Yarn-resist tie-dye textiles, also known as Ikat fabric, have gained a prominent status for their beauty and artistic finesse throughout the world. The word Ikat comes from the Malay-Indonesian word Mengikat, which means to bind, knot, or wind around. In India, Ikat textiles are known as Patola and Mashru in Gujarat, Bandh in Odisha, Pochampally Ikat and Telia Rumal in Andhra Pradesh.
Chirala, in the Prakasam district, is one of the oldest centres to produce the famous cotton Telia Rumals or Chaukas woven in the double-Ikat technique. It is believed that two brothers named Malliah and Venkiah introduced the process and design of Telia Rumal to the weavers.
Rumal translates to "facial wipe" and they were originally square double-Ikat kerchiefs measuring 75 square cm made of fine cotton. They were used by fishermen and cowherds as loincloths, lungis or turbans because the rumals were steeped in oil to prepare the red dye. This thus imparted a strong smell and oily feel to the cloth which helped to keep the head cool and ‘free of dust’. Apart from rumals, sarees and dupattas are also made nowadays.
The distinguishing feature is the Ikat patterns forming squares at the corners. They're composed of a diagonal or square grid in which geometrical or figurative designs are woven in double Ikat. The hauz, or core unit, is formed by combining these two parts and is always framed by a large red or black block. The hauz is adorned with a mosaic-like pattern of motifs.
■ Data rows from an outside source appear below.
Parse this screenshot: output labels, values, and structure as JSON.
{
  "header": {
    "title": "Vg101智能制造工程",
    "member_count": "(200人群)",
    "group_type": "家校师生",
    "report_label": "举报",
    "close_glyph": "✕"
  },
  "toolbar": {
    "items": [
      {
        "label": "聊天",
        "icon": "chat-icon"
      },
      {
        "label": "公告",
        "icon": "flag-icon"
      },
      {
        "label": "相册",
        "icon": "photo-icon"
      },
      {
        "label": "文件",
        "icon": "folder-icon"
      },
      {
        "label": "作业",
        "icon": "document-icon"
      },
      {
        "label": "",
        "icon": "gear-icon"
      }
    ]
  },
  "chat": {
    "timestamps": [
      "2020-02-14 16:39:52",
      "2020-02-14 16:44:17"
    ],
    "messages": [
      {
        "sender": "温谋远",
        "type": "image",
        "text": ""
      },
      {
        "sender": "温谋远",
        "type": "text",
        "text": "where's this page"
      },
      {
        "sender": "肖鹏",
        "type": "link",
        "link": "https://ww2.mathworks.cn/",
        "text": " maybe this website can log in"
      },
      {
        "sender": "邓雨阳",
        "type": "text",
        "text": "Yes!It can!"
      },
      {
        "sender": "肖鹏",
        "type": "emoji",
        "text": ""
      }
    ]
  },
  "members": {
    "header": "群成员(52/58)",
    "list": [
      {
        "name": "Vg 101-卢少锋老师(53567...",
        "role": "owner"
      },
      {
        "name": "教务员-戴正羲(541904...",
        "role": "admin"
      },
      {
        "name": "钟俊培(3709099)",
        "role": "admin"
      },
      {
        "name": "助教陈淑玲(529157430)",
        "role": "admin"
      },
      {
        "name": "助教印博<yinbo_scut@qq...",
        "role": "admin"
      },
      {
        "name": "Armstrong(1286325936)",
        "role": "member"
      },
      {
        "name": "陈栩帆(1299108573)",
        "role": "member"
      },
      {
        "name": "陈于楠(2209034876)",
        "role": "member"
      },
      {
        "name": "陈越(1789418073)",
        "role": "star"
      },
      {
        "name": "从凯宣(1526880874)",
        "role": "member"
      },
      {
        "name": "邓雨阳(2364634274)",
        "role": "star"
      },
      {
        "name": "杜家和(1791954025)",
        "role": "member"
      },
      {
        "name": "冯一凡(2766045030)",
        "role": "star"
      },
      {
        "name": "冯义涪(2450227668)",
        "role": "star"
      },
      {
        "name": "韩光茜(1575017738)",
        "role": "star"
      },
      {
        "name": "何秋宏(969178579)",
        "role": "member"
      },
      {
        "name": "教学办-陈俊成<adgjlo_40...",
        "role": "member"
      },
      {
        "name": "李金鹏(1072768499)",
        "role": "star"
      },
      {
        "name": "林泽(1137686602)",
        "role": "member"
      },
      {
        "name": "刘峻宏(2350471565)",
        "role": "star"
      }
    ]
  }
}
Telia Rumals have a limited colour palette, consisting of brownish red, dark blue, dark brown, and black. The dyes used are traditionally alizarin red, indigo blue and iron shavings. The border colour is determined by the main colour of the ornamental field. If the field is red, the borders are black and vice versa.
Some of the common motifs seen in a Telia Rumal are flowers, elephants, birds, lions, swastika, wheel and rangoli. These motifs are embossed in squares, which are separated by an inch broad floral or dotted patterns.
The weaving process of Telia Rumal and Pochampally Ikat is the same.
The yarns, usually cotton, are scoured and bleached to remove impurities and render whiteness.
The portion to remain white is tied, while the portion to be dyed is left exposed. The length of the weft yarn should be in accordance with the width of the cloth to be woven.
After the yarns are dyed, they are sized with rice starch. Fly-shuttle frame looms are used in the weaving process.
The warp yarns are fixed on the warp beams in the correct position. The weft yarns are filled in the bobbins in order so that it is correctly positioned in relation to the pattern.
They are dexterously arranged so that after weaving, the preconceived design turns into reality.
At Sundari Silks, we take immense importance on the indigenous weaving techniques and crafts of India and do our best to preserve and promote them. Our repertoire of Ikat weaves extends beyond the quintessential saree to ethnic ensembles for men and kids along with accessories and home décor pieces.